The role of thrombin in central nervous system activity and stroke
Background. Thrombin is a key factor of hemostasis, mediating the conversion of fibrinogen into fibrin. Along with prothrombin, of which thrombin is the active derivative, it has been found locally expressed in the central nervous system. This article aims to describe the role of thrombin in the normal functioning of the central nervous system and stroke.
Methods. In this mini-review, the specialized databases Medscape, PubMed, and Web of Science, from the years 2003-2018, were used to find relevant documents by using MeSH terms: ”thrombin” and ”stroke”.
Results. Prothrombin and thrombin influence neural development, protection and regeneration, thrombin being a relatively strong regulating factor of brain function. However, high levels of thrombin are detrimental to neuronal health, and cause atherosclerotic plaque development and instability - a leading cause of cerebral infarction. In stroke, thrombin promotes direct cellular toxicity, vascular disruption, oxidative stress and inflammatory response. There is a direct correlation between thrombin activity in the affected brain hemisphere and the infarction volume. Direct acting thrombin inhibitors, like dabigatran, significantly decrease the risk of ischemic stroke.

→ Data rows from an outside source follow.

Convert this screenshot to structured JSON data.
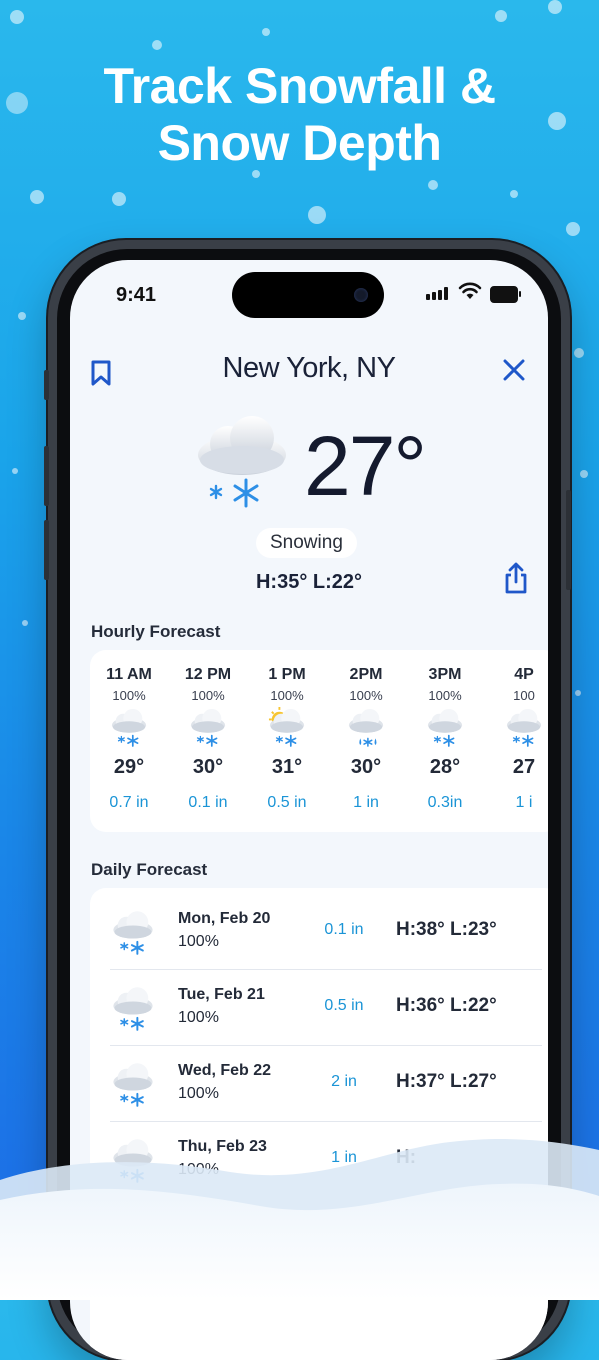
{
  "promo": {
    "headline_line1": "Track Snowfall &",
    "headline_line2": "Snow Depth"
  },
  "status_bar": {
    "time": "9:41"
  },
  "header": {
    "city": "New York, NY",
    "bookmark_icon": "bookmark-icon",
    "close_icon": "close-icon"
  },
  "current": {
    "temperature": "27°",
    "condition": "Snowing",
    "high_low": "H:35°  L:22°",
    "icon": "snow-cloud-icon"
  },
  "hourly": {
    "title": "Hourly Forecast",
    "items": [
      {
        "time": "11 AM",
        "precip": "100%",
        "icon": "snow-cloud-icon",
        "temp": "29°",
        "amount": "0.7 in"
      },
      {
        "time": "12 PM",
        "precip": "100%",
        "icon": "snow-cloud-icon",
        "temp": "30°",
        "amount": "0.1 in"
      },
      {
        "time": "1 PM",
        "precip": "100%",
        "icon": "sun-snow-cloud-icon",
        "temp": "31°",
        "amount": "0.5 in"
      },
      {
        "time": "2PM",
        "precip": "100%",
        "icon": "sleet-cloud-icon",
        "temp": "30°",
        "amount": "1 in"
      },
      {
        "time": "3PM",
        "precip": "100%",
        "icon": "snow-cloud-icon",
        "temp": "28°",
        "amount": "0.3in"
      },
      {
        "time": "4P",
        "precip": "100",
        "icon": "snow-cloud-icon",
        "temp": "27",
        "amount": "1 i"
      }
    ]
  },
  "daily": {
    "title": "Daily Forecast",
    "items": [
      {
        "day": "Mon, Feb 20",
        "precip": "100%",
        "amount": "0.1 in",
        "high_low": "H:38° L:23°",
        "icon": "snow-cloud-icon"
      },
      {
        "day": "Tue, Feb 21",
        "precip": "100%",
        "amount": "0.5 in",
        "high_low": "H:36° L:22°",
        "icon": "snow-cloud-icon"
      },
      {
        "day": "Wed, Feb 22",
        "precip": "100%",
        "amount": "2 in",
        "high_low": "H:37° L:27°",
        "icon": "snow-cloud-icon"
      },
      {
        "day": "Thu, Feb 23",
        "precip": "100%",
        "amount": "1 in",
        "high_low": "H:",
        "icon": "snow-cloud-icon"
      }
    ]
  },
  "colors": {
    "accent": "#1f57c9",
    "snow_amount": "#1a94d6",
    "background_top": "#2ab8ec",
    "background_bottom": "#1d6ae6"
  }
}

Conclusion. Further studies on the correlation between thrombin levels, generation and activity and the risk and recurrence of ischemic cerebral stroke should give new insight on this association, resulting in an optimized practical therapeutic approach.